Table Top Photo Book – Urban Reflections is the culmination of a project that spans the course of 14-plus years. Mario Savioni walked the streets of San Francisco, New York, Rome, and Paris. With exception to two images, all are “found.” In some cases the images were shot with a 24 mm lens that he bought at Longs Drugs in Honolulu for $35 on a Canon AE-1 35 mm film camera. Generally, the images were…more
- April 2011 to Present
Prose-Poetry Collection, which is about unrequited love.
- April 2011 to Present
This prose poetry book tries to accurately portray what men see when they look at women and what they want from women. Savioni believes that men are attracted to women because of what they look like, how they smell, how they speak, what they say and even what they do not say. The prose poetry is infatuation at its root with an intention to attract. Everything a man is is to attract a mate, but it…more
- February 2011 to Present
This book began as a response, or at least the notice of a response to other works, where a piece in Poetry Magazine described a literary genre, where writers created works of art based on other works of art, like movies, books, paintings, poetry, etc. This genre, according to the author, was known as After. Many items refer to the political landscape after 9/11 and so on. I think often, as…more

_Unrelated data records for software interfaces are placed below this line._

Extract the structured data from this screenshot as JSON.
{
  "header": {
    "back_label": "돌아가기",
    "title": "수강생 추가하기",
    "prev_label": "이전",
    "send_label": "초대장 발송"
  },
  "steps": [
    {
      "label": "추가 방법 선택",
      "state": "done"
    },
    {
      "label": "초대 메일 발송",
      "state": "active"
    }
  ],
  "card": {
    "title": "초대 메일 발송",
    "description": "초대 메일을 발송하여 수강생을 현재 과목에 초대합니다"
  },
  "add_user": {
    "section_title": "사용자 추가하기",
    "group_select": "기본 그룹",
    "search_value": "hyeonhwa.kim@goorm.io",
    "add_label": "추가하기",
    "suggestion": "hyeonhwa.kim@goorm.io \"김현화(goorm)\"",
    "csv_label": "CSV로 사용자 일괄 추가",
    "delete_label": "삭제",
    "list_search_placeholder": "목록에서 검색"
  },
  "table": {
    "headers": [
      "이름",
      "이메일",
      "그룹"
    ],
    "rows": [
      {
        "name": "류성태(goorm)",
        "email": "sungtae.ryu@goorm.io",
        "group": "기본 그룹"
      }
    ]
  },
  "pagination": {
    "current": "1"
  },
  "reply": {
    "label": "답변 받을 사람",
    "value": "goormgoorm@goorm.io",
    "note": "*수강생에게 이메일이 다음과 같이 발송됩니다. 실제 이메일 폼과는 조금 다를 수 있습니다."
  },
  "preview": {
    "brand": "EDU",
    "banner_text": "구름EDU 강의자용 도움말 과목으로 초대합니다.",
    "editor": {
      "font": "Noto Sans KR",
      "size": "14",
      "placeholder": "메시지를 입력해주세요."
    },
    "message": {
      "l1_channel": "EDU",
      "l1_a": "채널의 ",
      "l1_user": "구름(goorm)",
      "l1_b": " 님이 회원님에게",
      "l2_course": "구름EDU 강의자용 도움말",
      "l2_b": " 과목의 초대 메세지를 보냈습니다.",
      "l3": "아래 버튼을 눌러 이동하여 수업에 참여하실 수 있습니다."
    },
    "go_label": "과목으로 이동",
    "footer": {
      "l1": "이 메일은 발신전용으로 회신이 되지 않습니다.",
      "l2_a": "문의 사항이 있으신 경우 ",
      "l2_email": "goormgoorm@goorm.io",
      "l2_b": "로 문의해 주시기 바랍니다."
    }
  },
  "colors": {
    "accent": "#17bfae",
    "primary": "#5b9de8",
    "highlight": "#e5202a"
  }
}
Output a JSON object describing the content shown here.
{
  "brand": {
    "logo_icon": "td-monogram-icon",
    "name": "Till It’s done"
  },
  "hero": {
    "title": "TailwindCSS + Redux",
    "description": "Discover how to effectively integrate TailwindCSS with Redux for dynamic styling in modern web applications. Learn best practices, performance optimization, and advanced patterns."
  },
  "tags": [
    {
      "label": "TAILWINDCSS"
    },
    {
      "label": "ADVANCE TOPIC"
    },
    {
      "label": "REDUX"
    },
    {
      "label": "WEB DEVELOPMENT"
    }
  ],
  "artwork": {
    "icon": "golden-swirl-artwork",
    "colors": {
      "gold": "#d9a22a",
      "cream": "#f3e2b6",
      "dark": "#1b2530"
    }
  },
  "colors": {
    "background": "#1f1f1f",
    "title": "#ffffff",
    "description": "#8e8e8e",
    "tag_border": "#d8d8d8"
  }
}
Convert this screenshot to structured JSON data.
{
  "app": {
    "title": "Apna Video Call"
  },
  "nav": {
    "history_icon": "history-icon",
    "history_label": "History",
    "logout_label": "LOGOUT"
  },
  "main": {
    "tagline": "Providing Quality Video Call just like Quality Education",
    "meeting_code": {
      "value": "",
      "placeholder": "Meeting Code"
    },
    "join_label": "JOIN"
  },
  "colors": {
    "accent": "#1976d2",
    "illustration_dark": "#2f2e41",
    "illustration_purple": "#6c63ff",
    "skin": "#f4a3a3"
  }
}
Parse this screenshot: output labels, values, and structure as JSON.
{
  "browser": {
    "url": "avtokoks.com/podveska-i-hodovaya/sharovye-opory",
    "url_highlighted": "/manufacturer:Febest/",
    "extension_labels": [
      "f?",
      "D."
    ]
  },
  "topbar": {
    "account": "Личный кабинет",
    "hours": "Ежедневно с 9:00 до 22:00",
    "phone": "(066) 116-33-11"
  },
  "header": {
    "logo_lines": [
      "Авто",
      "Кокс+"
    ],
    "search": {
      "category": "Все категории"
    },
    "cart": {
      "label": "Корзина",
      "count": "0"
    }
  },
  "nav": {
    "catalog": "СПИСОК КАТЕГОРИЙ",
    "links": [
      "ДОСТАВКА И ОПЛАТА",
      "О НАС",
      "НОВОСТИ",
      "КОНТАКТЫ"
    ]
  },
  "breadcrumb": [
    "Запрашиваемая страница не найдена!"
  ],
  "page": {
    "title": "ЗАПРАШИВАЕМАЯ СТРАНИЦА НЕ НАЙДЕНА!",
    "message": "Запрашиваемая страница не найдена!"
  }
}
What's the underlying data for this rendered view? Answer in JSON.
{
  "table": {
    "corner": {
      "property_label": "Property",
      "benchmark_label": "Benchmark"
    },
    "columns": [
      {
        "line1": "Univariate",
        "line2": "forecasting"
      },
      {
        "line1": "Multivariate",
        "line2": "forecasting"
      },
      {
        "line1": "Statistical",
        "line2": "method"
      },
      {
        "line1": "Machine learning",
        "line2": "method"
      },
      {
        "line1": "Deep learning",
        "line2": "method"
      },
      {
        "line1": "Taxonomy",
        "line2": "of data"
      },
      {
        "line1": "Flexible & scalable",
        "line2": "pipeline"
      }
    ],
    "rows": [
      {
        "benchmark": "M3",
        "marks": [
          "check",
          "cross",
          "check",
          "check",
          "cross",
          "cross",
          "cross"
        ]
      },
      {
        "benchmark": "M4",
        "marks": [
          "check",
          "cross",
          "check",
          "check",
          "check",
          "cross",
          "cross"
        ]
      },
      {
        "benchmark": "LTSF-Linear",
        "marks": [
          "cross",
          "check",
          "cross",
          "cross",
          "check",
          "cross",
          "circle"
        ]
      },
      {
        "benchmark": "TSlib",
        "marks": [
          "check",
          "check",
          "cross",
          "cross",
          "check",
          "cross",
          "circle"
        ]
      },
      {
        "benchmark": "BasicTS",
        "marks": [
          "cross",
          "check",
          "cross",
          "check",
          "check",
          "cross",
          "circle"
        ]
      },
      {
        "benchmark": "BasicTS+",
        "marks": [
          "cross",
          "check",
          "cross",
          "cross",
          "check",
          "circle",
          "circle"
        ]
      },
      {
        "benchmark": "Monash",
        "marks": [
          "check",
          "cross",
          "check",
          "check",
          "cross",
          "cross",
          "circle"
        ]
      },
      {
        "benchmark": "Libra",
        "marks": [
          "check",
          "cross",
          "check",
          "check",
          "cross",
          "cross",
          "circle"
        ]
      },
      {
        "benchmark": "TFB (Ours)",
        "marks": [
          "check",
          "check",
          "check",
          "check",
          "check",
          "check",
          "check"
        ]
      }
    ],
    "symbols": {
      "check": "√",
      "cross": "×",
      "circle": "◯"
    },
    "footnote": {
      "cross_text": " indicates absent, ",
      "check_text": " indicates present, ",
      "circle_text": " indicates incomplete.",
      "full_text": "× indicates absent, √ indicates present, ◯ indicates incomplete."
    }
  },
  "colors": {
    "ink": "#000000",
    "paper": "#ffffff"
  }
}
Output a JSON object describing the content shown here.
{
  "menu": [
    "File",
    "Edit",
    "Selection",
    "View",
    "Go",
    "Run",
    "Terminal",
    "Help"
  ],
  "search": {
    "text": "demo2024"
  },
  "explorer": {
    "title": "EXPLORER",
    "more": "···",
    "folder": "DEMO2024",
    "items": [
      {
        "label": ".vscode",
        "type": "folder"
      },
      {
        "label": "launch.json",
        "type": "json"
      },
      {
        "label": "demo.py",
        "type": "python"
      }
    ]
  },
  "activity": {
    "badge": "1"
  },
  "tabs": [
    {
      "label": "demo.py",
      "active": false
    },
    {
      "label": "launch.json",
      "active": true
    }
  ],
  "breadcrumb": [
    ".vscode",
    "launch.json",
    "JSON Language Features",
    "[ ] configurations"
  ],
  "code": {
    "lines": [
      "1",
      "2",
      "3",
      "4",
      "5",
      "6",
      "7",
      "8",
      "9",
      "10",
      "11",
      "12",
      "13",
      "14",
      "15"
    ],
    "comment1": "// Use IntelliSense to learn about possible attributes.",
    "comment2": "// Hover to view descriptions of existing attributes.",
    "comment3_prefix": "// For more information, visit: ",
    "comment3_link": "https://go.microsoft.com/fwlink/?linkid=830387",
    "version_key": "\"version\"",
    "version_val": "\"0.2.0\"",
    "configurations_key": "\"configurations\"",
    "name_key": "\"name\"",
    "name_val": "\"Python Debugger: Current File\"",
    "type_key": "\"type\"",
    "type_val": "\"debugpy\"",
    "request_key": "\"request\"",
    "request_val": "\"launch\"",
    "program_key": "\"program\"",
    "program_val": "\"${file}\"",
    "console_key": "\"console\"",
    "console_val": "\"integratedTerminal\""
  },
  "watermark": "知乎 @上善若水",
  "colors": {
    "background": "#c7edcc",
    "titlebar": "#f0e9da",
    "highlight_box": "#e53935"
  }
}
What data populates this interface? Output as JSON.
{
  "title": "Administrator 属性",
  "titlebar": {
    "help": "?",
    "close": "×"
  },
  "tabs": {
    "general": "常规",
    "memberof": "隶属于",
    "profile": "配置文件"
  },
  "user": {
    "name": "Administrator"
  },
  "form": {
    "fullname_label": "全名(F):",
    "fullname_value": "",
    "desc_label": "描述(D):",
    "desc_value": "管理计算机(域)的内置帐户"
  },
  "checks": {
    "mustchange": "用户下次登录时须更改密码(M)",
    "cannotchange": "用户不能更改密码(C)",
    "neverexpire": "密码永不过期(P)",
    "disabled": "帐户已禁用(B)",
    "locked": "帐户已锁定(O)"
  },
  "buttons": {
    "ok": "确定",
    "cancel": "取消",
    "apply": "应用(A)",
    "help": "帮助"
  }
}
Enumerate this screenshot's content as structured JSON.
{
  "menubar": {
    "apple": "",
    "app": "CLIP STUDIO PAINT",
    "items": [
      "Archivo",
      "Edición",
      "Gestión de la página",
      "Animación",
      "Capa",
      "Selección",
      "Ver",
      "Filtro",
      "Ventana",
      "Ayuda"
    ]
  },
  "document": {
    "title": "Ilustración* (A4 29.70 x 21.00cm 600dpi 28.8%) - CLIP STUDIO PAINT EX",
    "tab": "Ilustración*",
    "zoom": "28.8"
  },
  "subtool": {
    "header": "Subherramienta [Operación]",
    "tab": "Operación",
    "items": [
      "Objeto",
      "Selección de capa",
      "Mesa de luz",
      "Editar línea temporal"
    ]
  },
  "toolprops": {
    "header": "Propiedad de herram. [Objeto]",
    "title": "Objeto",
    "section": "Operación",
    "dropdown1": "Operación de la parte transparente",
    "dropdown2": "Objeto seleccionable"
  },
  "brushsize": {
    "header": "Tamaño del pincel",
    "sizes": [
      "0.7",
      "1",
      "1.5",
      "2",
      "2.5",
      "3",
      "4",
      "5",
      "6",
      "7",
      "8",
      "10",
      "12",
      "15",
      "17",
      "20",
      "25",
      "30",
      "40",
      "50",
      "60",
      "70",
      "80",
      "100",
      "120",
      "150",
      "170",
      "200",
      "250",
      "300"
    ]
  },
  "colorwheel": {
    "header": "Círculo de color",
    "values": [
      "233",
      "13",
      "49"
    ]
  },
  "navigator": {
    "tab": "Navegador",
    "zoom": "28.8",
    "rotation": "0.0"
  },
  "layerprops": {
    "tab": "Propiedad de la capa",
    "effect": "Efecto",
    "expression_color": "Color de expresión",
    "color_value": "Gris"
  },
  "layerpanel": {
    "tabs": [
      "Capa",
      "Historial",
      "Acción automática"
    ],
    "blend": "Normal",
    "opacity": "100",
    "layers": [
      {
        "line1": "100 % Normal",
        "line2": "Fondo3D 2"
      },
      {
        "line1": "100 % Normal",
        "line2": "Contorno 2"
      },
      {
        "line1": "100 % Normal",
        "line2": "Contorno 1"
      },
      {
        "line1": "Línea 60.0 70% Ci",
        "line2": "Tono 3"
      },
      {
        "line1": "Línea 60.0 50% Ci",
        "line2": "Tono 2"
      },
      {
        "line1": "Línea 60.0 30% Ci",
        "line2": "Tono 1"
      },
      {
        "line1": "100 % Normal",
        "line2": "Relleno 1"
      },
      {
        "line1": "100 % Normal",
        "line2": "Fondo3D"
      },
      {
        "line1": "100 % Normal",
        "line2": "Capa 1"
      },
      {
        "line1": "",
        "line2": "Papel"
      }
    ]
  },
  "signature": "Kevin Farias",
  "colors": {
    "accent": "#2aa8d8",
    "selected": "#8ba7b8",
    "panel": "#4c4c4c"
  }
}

- May 2013 to Present
Blue Emptiness is a fresh and vulnerable observation of the human condition dealing with loneliness as a philosophical, psychological, and poetic account of the present. It reminds one of music and evokes feelings.
Blue Emptiness is intended for readers who enjoy poetry and short, succinct works, like Annie Dillard’s Pilgrim at Tinker Creek.
Blue Emptiness is Influenced by poets and novelists like John Asbery, Joan Didion, T. S. Eliot, Louise Gluck, Robert Hass, Louis Zukofsky and philosophers like Roland Barthes, Noam Chomsky, Heidegger, Karl Marx, Jean Paul Sartre, and Slavoj Zizek to name a few.
It is a love story sung by the disenfranchised.
Here are some of the things I have done and still do: Paralegal, Graphic Design, Photography, Book Production, Editing, Illustration, Painting, Poetry, Musical Writing and Production, Art and Literary Reviewer and Analyst.
I was a graphic designer for the San Francisco Opera.
Dog Bite Statute Memorandum
- May 2009 to May 2009
Ralph and Harvey Woodley: Cause of action against Arthur Androcles for Violation of Illinois “Dog Bite Statute”; Zoo Keeper’s (Arthur Androcles) defense against suspected liability in damages for owning a dog that without provocation attacked and injured Ralph Woodley’s son (Harvey), who was peaceably conducting himself, and where he was lawfully supposed to be.
- July 2009 to July 2009
MEMORANDUM OF POINTS AND AUTHORITIES IN SUPPORT OF EX PARTE TEMPORARY RESTRAINING ORDER AND ORDER SHORTENING TIME FOR HEARING ON THE MOTION FOR PERMANENT INJUNCTION
MEDICAL MARIJUANA CASE – Memorandum, Briefs, and Comparative Cases
- May 2009 to May 2009
At issue is whether 62 mature marijuana plants at Oakland, CA residence can be construed as justified for a person, who was arrested and charged with violations of Cal. H.& S. Code Sections 11358 and 11359 and who was in possession of a valid medical marijuana card and claims the plants were to be used for Jane’s health problems.